ABOUT THIS EXERCISE: Please state how many lines of the data contain "Jaworzno". The number by itself is enough.

==== LISTED ENTRIES

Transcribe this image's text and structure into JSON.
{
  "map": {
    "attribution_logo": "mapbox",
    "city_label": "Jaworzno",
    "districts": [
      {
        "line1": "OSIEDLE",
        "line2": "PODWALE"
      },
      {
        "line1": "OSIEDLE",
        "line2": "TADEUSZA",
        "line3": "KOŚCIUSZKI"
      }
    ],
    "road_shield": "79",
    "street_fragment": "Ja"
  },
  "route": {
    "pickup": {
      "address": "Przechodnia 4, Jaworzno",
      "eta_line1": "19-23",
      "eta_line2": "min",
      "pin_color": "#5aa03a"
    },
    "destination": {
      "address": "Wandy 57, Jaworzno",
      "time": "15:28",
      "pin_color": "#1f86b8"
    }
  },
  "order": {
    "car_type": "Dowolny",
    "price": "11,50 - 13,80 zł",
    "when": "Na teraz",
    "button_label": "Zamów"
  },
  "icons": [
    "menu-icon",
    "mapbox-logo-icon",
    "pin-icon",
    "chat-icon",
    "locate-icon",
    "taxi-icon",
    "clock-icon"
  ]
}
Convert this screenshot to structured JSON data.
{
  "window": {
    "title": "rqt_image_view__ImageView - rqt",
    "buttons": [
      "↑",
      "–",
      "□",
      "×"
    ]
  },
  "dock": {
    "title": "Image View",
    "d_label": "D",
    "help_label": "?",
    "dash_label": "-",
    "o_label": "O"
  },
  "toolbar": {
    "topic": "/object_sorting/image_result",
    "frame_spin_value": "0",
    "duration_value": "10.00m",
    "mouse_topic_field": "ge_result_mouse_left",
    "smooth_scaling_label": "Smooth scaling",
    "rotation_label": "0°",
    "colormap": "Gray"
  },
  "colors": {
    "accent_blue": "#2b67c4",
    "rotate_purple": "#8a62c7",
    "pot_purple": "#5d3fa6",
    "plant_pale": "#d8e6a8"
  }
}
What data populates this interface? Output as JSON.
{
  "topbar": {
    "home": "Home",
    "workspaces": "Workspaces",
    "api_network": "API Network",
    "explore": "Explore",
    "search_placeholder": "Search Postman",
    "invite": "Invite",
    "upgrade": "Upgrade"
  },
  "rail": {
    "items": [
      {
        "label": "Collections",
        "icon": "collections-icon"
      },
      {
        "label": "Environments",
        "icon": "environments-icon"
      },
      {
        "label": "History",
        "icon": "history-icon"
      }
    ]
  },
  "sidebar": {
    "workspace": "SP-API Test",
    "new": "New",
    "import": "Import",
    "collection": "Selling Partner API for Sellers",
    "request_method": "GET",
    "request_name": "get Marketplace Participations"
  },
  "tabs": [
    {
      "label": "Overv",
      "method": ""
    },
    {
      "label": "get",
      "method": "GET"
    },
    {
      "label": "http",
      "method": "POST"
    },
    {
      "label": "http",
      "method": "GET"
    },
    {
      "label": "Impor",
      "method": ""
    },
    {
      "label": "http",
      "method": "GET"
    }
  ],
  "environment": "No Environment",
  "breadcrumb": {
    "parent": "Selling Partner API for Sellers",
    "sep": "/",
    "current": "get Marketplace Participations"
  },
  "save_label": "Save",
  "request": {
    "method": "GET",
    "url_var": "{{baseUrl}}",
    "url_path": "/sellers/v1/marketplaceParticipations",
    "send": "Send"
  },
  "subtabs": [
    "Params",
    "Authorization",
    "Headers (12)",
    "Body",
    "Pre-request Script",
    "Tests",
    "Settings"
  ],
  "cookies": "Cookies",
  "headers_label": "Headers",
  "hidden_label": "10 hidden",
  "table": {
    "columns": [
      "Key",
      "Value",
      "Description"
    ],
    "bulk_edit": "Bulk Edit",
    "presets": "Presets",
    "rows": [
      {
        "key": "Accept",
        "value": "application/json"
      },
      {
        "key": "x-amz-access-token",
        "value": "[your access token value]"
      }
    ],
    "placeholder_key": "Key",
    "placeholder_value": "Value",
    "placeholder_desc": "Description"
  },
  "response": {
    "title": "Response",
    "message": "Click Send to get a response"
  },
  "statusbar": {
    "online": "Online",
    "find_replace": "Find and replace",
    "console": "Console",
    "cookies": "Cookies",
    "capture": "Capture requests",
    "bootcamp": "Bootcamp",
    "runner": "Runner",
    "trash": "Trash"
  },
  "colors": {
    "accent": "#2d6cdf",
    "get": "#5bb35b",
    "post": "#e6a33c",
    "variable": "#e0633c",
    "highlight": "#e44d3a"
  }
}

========

ANSWER TO THIS EXERCISE: 3